(Beginning of Source material)

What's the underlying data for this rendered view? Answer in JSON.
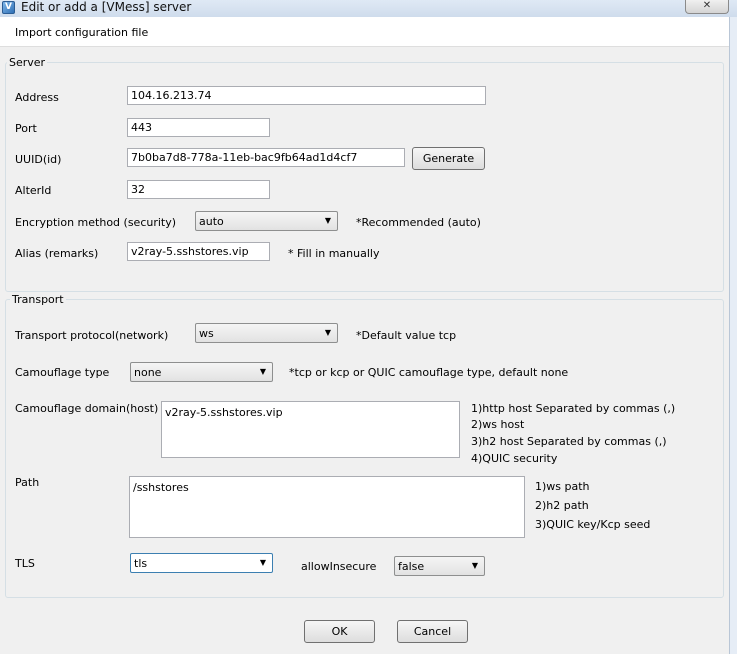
{
  "window": {
    "title": "Edit or add a [VMess] server",
    "close_label": "✕"
  },
  "menu": {
    "import_label": "Import configuration file"
  },
  "server": {
    "group_title": "Server",
    "address_label": "Address",
    "address_value": "104.16.213.74",
    "port_label": "Port",
    "port_value": "443",
    "uuid_label": "UUID(id)",
    "uuid_value": "7b0ba7d8-778a-11eb-bac9fb64ad1d4cf7",
    "generate_label": "Generate",
    "alterid_label": "AlterId",
    "alterid_value": "32",
    "security_label": "Encryption method (security)",
    "security_value": "auto",
    "security_hint": "*Recommended (auto)",
    "alias_label": "Alias (remarks)",
    "alias_value": "v2ray-5.sshstores.vip",
    "alias_hint": "* Fill in manually"
  },
  "transport": {
    "group_title": "Transport",
    "network_label": "Transport protocol(network)",
    "network_value": "ws",
    "network_hint": "*Default value tcp",
    "camouflage_type_label": "Camouflage type",
    "camouflage_type_value": "none",
    "camouflage_type_hint": "*tcp or kcp or QUIC camouflage type, default none",
    "host_label": "Camouflage domain(host)",
    "host_value": "v2ray-5.sshstores.vip",
    "host_hints": [
      "1)http host Separated by commas (,)",
      "2)ws host",
      "3)h2 host Separated by commas (,)",
      "4)QUIC security"
    ],
    "path_label": "Path",
    "path_value": "/sshstores",
    "path_hints": [
      "1)ws path",
      "2)h2 path",
      "3)QUIC key/Kcp seed"
    ],
    "tls_label": "TLS",
    "tls_value": "tls",
    "allow_insecure_label": "allowInsecure",
    "allow_insecure_value": "false"
  },
  "footer": {
    "ok_label": "OK",
    "cancel_label": "Cancel"
  }
}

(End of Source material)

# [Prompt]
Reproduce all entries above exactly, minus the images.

# [Solved exercise]
What's the underlying data for this rendered view? Answer in JSON.
{
  "window": {
    "title": "Edit or add a [VMess] server",
    "close_label": "✕"
  },
  "menu": {
    "import_label": "Import configuration file"
  },
  "server": {
    "group_title": "Server",
    "address_label": "Address",
    "address_value": "104.16.213.74",
    "port_label": "Port",
    "port_value": "443",
    "uuid_label": "UUID(id)",
    "uuid_value": "7b0ba7d8-778a-11eb-bac9fb64ad1d4cf7",
    "generate_label": "Generate",
    "alterid_label": "AlterId",
    "alterid_value": "32",
    "security_label": "Encryption method (security)",
    "security_value": "auto",
    "security_hint": "*Recommended (auto)",
    "alias_label": "Alias (remarks)",
    "alias_value": "v2ray-5.sshstores.vip",
    "alias_hint": "* Fill in manually"
  },
  "transport": {
    "group_title": "Transport",
    "network_label": "Transport protocol(network)",
    "network_value": "ws",
    "network_hint": "*Default value tcp",
    "camouflage_type_label": "Camouflage type",
    "camouflage_type_value": "none",
    "camouflage_type_hint": "*tcp or kcp or QUIC camouflage type, default none",
    "host_label": "Camouflage domain(host)",
    "host_value": "v2ray-5.sshstores.vip",
    "host_hints": [
      "1)http host Separated by commas (,)",
      "2)ws host",
      "3)h2 host Separated by commas (,)",
      "4)QUIC security"
    ],
    "path_label": "Path",
    "path_value": "/sshstores",
    "path_hints": [
      "1)ws path",
      "2)h2 path",
      "3)QUIC key/Kcp seed"
    ],
    "tls_label": "TLS",
    "tls_value": "tls",
    "allow_insecure_label": "allowInsecure",
    "allow_insecure_value": "false"
  },
  "footer": {
    "ok_label": "OK",
    "cancel_label": "Cancel"
  }
}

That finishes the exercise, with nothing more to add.